Topeka A proposal to vastly change the state's laws and penalties for driving under the influence is getting a chilly reception from many Kansas legislators, who complain that implementing all the reforms could cost the state up to $10 million.
But Sen. Tim Owens, who led a commission that recommended the changes, said he is confident at least some of the proposals will be saved.
After a two-year study, the Kansas DUI Commission recommended creating a statewide computer repository of driving under the influence cases. It also suggested better treatment programs for offenders, penalties for refusing to take a breath test and stiffer consequences for repeat offenders.
"I think we're going to do it," Owens, chairman of the Senate Judiciary Committee, told The Topeka Capital-Journal. "It's a huge public safety effort. That's one of the main governmental functions we have."
But Sen. John Vratil, a Republican from Leawood and vice president of the Senate, said the legislation was simply too costly at a time when the state faces a multi-million dollar budget deficit. He said without fixing the estimated costs, the bill is stalled.

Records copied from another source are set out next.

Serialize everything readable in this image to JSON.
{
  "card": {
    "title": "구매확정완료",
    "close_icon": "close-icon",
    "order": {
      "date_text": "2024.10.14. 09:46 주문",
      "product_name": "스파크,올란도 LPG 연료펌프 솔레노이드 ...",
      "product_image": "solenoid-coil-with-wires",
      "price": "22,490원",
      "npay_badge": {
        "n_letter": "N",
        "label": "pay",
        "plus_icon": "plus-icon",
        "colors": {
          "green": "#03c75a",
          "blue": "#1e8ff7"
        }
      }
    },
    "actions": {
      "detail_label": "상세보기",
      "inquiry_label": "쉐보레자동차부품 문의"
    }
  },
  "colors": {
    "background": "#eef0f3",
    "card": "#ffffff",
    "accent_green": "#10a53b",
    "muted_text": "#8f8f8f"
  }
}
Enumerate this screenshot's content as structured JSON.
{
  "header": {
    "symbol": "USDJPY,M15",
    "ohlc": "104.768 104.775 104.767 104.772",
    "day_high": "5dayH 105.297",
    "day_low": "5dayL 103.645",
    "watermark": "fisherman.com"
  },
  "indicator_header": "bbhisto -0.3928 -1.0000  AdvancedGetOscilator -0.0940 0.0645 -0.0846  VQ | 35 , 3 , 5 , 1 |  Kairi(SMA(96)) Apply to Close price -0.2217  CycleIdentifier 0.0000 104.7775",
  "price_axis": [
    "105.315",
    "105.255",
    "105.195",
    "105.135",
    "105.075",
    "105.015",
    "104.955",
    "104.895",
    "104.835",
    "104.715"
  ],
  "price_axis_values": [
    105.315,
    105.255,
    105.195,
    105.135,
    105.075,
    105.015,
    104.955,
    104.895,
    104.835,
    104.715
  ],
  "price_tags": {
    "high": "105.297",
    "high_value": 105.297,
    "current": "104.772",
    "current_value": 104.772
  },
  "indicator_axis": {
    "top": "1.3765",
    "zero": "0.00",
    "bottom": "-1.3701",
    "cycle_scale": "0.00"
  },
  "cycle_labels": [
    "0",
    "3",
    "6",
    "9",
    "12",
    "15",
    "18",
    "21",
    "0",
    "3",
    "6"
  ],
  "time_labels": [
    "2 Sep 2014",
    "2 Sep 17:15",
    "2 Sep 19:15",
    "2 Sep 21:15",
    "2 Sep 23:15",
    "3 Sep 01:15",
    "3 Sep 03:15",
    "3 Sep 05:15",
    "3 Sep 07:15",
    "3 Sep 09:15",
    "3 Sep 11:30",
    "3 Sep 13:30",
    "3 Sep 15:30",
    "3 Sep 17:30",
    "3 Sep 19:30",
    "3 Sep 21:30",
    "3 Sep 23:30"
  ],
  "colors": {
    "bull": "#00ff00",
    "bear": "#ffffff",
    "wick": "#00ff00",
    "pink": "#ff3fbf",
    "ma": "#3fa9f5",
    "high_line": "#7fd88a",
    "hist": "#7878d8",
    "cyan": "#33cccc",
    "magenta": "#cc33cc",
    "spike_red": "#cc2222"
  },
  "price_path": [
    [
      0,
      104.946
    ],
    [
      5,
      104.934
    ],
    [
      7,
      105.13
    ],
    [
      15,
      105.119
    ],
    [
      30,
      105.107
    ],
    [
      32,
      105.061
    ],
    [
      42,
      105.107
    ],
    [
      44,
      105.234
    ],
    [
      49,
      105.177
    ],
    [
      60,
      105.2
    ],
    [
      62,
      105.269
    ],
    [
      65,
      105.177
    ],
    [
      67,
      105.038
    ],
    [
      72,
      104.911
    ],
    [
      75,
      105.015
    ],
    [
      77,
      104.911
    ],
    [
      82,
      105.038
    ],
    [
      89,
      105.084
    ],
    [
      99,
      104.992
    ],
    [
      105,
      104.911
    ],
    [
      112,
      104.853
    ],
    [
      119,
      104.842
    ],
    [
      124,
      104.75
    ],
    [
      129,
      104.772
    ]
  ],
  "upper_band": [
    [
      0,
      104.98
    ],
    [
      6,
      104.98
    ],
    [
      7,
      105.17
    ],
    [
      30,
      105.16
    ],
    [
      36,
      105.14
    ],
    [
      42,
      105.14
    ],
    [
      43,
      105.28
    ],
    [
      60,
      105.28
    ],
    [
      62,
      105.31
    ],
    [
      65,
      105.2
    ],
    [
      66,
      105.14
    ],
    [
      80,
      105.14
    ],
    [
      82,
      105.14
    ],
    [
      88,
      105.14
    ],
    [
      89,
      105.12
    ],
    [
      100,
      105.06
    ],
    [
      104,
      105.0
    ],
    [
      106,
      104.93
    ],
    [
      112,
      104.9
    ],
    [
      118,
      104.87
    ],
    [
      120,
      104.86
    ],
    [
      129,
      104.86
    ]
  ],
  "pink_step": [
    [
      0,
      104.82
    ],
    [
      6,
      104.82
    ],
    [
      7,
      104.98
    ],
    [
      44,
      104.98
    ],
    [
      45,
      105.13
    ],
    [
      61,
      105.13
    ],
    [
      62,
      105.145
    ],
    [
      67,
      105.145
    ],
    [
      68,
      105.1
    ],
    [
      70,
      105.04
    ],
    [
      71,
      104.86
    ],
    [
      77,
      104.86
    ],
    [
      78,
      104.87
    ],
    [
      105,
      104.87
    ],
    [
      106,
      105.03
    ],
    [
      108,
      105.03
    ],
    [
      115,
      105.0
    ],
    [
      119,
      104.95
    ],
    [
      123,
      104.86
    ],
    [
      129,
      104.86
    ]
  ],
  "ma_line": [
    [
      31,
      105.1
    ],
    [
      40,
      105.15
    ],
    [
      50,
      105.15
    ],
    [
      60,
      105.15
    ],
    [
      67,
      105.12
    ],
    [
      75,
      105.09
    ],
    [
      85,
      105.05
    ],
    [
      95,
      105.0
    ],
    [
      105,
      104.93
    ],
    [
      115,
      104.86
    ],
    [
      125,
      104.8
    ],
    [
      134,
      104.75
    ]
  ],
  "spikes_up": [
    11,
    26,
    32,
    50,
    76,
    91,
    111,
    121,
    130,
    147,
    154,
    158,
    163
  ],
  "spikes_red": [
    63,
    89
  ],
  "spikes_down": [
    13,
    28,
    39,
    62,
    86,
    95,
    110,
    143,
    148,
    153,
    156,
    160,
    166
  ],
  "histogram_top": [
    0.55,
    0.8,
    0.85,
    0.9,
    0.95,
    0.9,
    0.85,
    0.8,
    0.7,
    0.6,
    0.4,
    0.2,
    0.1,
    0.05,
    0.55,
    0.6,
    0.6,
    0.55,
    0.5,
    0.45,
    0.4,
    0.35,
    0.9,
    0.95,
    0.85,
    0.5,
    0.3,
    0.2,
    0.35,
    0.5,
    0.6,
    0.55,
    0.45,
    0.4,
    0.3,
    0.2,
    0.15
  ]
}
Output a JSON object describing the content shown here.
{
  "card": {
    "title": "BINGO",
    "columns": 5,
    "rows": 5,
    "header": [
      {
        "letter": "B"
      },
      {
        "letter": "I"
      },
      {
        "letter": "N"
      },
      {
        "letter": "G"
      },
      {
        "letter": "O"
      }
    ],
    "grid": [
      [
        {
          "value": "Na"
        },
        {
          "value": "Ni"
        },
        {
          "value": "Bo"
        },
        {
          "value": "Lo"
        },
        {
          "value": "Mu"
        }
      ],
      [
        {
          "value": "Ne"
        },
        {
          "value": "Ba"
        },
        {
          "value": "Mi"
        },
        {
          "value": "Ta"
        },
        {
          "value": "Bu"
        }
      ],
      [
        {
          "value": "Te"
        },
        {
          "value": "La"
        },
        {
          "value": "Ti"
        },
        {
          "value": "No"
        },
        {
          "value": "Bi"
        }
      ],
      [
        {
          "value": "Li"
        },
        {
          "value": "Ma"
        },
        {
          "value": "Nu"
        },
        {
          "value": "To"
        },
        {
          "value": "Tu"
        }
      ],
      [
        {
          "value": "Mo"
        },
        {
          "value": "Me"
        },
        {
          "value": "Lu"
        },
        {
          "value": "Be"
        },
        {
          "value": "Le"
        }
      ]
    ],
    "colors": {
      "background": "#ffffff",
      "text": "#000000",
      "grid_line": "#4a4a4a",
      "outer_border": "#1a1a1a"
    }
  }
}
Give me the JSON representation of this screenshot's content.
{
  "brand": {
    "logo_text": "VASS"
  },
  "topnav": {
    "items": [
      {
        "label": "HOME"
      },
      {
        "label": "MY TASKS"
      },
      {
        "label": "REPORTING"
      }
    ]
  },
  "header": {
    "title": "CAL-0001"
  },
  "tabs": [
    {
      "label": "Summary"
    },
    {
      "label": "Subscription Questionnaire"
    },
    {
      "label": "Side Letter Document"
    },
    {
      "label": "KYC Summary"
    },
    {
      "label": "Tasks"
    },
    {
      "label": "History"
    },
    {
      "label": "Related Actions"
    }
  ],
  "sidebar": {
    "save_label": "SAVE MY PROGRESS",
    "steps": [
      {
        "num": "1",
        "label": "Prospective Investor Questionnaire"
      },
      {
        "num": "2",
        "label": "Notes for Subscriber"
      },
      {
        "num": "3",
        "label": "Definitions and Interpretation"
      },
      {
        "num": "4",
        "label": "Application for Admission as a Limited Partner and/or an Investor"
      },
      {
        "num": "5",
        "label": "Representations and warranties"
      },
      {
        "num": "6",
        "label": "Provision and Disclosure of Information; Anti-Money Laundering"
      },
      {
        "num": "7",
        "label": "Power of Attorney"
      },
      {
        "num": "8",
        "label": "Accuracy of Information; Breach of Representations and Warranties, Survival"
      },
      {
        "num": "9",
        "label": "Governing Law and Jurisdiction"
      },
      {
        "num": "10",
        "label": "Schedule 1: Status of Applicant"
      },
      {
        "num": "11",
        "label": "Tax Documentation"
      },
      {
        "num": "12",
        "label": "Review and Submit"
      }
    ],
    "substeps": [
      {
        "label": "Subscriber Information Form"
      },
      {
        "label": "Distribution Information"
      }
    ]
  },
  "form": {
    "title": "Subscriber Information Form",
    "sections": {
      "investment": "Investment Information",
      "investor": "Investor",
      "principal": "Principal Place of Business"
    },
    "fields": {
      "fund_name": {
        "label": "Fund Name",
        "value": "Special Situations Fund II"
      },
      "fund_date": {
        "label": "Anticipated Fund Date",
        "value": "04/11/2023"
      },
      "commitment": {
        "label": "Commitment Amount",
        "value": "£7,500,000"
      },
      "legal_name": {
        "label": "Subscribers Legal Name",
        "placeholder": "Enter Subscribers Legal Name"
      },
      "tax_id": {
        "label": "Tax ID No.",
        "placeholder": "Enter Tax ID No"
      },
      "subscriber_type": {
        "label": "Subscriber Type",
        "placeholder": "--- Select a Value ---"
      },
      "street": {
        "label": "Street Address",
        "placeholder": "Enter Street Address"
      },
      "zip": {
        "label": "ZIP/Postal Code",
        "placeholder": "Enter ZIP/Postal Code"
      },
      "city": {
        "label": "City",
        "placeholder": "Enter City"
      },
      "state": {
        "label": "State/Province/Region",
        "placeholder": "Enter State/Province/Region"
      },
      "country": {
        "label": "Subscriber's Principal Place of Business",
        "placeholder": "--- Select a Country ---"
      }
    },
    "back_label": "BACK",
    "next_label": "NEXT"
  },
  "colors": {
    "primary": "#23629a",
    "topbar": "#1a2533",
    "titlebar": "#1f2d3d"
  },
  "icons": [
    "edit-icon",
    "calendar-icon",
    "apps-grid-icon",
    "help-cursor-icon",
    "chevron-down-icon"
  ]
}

The proposal to impose penalties for refusing to take a breath test is drawing the most criticism because of the increased workload for county courts and the need to house more inmates, Owens said.
A proposal for mandatory prison time for fourth-time offenders also would increase the inmate population at state prisons. Like all other state agencies, the Kansas Department of Correction is facing budget cuts. It has already closed three state prison facilities in the past two years.
Those two proposals which would cost an estimated $7 million annually, will be either dropped or significantly modified to slash the cost, Owens said.
The Overland Park Republican is adamant about saving the central repository, at an estimated cost of $3 million. The state's failure to track that information lets repeat offenders go free, or doesn't give the state the chance to impose the proper penalties, Owens said.
Owens also would like to keep a proposed unified evaluation and treatment system offering more help for people who have several DUIs.
"We need to fix the problem," Owens said. "We can get to the blame later."
The bill would require all first-time drunken driving offenders have an ignition-locking device in their vehicle to prevent the vehicle from operating if the driver tested positive for alcohol.
Owens said the Senate Judiciary Committee would propose a streamlined version of the bill within the next two weeks.